Photo by MC MasterChef on Flickr.

Close a road, reduce delays? We know that reducing lanes for cars can improve pedestrian safety, help a neighborhood, and lead to less traffic in the long run. But even Level of Service-minded traffic engineers can get behind closing certain roads. As the Economist reports, researchers studied Boston’s road network and determined that too many alternatives create more delay than fewer roads would; closing one of six streets (out of 240

246) sped up traffic even in the most traditional traffic-modeling view of the world. (Tip: Allen).

Baltimore funding free shuttles with parking tax: Parking taxes will rise in Baltimore, under a plan approved this week by the City Council, with the revenue funding free circulator-type shuttles to get people around downtown and to and from the parking garages. Despite making downtown more desirable, garage owners predictably oppose the idea. Via Richard Layman.

“Right to enjoy her property”: Upset about a pending teardown and building of a new “McMansion” near her Chevy Chase (MD) home, one woman is threatening to sue.

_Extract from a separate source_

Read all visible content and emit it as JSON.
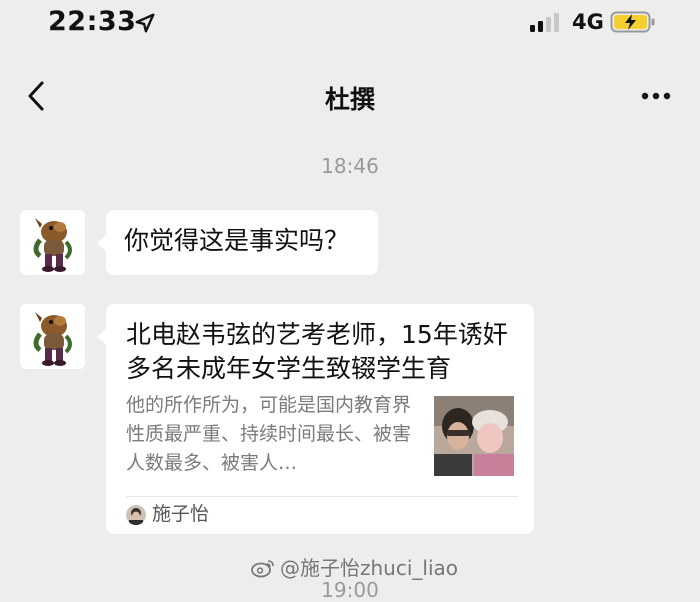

Chevy Chase had a moratorium on teardowns from 2005 to 2006. According to the Gazette article, “she will defend her right to enjoy her property, as well as the tree canopy and green space in the neighborhood.” I’m all for enjoying property, trees and green space, but the right not to have a big house next door is not a legal right courts ought to invent. (In fairness to the potential plantiff, reporters get legal issues wrong all the time, so this might not be her actual grounds for a suit.) If Chevy Chase does’t want McMansions, they can pass zoning laws against them.

Bloomingdalians debate new tavern: At this week’s Bloomingdale Civic Association, residents discussed the liquor license application for a new restaurant/bar at 1st and T. Bloomingdale (for now) is enthusiastic (and not just for now) about more commerce coming to Bloomingdale; some others are not. But all agreed that the owners need to better engage with the community to build support for their project.

David Alpert is Founder and President of Greater Greater Washington and Executive Director of DC Surface Transit. He worked as a Product Manager for Google for six years and has lived in the Boston, San Francisco, and New York metro areas in addition to Washington, DC. He lives with his wife and two children in Dupont Circle. Unless otherwise noted, opinions here are his and not the official views of GGWash or DCST.